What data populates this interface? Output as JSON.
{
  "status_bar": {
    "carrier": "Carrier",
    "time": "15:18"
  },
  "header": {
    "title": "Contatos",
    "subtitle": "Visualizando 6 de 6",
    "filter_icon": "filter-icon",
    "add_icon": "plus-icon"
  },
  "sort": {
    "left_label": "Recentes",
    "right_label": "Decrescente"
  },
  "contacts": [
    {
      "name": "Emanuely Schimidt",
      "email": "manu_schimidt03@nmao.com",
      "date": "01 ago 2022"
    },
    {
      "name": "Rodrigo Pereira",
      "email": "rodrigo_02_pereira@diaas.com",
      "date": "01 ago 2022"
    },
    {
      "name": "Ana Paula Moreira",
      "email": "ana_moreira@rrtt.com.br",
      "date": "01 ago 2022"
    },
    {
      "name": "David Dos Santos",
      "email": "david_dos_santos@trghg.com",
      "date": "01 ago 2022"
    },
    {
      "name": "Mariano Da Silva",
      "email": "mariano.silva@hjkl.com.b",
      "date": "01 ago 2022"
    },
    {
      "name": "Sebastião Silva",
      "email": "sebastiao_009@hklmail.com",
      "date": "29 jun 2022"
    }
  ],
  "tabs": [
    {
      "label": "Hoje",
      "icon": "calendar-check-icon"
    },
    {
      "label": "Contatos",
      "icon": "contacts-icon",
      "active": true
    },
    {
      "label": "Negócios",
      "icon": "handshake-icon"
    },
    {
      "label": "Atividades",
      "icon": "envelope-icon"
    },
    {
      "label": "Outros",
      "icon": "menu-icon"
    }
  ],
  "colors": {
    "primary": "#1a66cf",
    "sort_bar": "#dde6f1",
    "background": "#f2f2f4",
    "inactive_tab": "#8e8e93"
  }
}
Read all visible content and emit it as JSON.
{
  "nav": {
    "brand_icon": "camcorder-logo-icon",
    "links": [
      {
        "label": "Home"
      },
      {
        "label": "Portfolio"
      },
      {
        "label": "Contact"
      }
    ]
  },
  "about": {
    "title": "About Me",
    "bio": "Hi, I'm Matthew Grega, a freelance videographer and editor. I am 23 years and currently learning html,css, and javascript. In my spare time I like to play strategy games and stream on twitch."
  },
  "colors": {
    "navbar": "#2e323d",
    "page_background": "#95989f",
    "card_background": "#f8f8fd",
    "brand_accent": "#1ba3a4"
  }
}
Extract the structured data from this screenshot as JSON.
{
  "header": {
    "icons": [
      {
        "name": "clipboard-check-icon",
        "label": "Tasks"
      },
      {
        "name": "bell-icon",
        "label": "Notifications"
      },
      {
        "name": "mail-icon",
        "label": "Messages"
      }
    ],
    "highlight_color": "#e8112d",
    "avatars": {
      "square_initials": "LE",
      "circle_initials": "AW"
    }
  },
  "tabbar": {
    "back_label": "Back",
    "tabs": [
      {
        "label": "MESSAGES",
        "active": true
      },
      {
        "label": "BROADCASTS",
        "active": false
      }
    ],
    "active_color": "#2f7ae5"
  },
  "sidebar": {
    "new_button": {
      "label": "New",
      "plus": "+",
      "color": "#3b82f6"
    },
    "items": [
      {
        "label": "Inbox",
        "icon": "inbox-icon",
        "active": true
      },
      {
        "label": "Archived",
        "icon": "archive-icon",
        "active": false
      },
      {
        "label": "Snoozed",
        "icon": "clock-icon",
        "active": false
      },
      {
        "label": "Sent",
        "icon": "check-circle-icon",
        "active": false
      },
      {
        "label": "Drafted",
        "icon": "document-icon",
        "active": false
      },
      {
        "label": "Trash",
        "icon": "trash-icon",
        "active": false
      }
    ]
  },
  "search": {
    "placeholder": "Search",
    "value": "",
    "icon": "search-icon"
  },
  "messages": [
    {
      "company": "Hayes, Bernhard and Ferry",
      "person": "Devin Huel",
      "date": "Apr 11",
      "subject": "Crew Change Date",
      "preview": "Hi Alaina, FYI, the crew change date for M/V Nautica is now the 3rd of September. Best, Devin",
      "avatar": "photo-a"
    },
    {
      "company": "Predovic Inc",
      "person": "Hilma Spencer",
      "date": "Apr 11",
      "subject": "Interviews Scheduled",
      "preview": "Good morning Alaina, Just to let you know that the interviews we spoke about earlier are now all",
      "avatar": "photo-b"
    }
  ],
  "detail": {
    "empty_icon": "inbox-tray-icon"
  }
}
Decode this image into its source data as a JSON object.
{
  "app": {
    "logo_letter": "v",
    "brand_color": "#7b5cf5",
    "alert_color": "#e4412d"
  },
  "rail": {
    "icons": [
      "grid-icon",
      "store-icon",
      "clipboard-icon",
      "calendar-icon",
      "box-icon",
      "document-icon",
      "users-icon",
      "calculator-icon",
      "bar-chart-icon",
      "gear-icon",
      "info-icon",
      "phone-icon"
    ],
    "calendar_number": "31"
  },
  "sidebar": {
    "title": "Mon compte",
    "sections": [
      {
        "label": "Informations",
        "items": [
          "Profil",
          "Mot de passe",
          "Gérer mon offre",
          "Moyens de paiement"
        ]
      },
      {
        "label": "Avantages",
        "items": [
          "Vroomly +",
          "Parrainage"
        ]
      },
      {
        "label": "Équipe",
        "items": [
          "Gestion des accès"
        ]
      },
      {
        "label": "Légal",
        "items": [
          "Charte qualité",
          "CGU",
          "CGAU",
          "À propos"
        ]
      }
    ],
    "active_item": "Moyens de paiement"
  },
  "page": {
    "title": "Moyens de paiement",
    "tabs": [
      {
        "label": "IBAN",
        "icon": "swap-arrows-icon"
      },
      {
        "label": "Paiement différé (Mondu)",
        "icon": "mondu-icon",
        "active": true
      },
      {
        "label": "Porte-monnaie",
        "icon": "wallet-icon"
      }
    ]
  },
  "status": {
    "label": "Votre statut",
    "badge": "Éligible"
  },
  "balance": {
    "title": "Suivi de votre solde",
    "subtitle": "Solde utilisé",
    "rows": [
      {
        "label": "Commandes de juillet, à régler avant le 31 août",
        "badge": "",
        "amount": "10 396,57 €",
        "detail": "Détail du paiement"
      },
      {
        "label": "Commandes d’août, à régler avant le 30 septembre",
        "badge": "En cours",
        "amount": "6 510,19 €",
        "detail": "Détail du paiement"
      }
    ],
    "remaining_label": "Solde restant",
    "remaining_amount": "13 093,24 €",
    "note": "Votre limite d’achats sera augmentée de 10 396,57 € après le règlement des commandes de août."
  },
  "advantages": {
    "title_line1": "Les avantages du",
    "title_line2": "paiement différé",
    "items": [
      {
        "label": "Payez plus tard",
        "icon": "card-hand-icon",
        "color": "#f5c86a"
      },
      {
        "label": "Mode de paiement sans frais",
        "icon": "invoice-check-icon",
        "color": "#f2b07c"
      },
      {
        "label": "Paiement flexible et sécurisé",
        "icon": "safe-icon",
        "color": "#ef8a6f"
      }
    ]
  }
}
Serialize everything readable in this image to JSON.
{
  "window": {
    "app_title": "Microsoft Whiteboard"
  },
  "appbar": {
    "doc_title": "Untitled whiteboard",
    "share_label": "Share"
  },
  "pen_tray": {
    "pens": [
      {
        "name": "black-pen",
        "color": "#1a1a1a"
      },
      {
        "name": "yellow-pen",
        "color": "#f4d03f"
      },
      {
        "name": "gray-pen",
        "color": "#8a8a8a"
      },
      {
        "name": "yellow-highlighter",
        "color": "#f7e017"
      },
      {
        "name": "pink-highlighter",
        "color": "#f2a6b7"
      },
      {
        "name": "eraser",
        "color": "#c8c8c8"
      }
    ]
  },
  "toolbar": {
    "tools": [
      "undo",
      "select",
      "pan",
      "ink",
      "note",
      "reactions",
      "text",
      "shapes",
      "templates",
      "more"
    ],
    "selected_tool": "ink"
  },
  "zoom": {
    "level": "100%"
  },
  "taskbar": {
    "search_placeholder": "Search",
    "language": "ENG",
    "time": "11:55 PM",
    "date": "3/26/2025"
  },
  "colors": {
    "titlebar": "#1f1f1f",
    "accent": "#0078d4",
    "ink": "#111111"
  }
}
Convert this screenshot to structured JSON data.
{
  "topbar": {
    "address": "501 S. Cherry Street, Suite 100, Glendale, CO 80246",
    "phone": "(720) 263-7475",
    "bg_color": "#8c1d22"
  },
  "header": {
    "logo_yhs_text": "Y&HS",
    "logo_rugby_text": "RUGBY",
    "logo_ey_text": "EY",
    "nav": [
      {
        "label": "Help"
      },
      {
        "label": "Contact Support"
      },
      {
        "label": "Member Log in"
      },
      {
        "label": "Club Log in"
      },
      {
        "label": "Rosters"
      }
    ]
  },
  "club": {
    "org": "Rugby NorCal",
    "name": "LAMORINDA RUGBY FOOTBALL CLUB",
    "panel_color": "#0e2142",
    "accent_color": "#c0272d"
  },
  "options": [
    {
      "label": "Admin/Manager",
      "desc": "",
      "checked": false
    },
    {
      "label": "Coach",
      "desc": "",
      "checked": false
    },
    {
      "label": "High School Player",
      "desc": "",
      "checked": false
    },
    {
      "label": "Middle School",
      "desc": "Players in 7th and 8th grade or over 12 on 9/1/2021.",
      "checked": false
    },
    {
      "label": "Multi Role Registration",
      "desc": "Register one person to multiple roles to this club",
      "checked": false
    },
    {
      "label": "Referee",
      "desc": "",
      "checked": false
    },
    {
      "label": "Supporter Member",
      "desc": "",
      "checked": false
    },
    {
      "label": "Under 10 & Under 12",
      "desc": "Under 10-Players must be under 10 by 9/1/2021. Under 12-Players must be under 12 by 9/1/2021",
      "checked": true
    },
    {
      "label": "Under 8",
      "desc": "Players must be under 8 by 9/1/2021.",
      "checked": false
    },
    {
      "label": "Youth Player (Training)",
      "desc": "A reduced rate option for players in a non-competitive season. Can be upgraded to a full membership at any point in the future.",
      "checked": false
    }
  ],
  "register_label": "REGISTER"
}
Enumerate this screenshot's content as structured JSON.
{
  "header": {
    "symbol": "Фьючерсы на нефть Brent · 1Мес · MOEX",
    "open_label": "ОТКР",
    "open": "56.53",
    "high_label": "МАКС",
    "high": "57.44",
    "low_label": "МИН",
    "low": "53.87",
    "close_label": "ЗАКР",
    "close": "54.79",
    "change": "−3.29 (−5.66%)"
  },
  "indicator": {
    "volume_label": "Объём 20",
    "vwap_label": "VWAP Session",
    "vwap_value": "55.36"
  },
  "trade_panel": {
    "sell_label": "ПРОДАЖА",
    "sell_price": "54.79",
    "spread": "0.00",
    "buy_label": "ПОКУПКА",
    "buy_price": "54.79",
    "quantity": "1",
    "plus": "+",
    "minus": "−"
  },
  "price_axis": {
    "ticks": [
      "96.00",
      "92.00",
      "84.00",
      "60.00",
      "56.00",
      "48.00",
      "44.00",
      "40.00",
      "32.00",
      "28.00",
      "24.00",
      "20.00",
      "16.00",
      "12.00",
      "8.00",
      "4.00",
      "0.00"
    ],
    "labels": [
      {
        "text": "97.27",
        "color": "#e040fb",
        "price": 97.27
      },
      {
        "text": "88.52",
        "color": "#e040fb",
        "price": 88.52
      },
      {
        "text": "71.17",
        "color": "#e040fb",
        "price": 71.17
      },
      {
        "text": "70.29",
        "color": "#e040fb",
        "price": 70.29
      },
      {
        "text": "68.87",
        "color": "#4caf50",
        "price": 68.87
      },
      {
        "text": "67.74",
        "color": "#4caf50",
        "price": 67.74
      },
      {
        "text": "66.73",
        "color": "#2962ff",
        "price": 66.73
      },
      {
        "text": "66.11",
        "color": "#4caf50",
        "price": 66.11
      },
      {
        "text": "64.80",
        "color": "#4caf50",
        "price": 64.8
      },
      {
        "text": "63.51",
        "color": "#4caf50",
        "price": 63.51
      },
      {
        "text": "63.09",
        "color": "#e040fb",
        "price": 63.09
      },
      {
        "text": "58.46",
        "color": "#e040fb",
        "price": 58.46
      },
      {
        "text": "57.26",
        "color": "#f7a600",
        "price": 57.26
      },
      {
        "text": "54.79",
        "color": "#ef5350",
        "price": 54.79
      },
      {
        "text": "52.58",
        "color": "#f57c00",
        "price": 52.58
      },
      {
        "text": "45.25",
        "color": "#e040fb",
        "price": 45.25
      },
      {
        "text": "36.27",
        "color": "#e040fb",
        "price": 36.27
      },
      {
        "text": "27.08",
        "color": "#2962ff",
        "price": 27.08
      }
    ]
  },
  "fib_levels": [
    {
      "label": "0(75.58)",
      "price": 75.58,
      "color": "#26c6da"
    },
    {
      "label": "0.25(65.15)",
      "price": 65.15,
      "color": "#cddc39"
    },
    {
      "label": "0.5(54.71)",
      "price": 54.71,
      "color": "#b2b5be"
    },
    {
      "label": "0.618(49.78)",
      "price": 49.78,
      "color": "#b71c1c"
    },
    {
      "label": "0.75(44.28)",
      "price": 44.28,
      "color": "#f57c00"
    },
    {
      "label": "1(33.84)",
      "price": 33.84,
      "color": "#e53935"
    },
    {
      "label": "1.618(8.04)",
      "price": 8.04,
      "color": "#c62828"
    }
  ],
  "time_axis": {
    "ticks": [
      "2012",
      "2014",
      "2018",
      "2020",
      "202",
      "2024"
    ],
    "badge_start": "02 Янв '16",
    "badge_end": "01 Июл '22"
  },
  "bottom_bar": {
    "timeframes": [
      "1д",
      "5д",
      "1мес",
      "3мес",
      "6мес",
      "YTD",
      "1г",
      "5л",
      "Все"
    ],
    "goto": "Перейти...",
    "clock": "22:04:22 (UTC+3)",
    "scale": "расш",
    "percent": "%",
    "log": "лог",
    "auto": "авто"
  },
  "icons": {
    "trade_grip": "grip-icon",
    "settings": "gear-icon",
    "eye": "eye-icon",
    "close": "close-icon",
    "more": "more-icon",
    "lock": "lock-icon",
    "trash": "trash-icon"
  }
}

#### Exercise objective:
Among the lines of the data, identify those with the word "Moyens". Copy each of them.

#### Task response:
          "Moyens de paiement"
    "active_item": "Moyens de paiement"
    "title": "Moyens de paiement",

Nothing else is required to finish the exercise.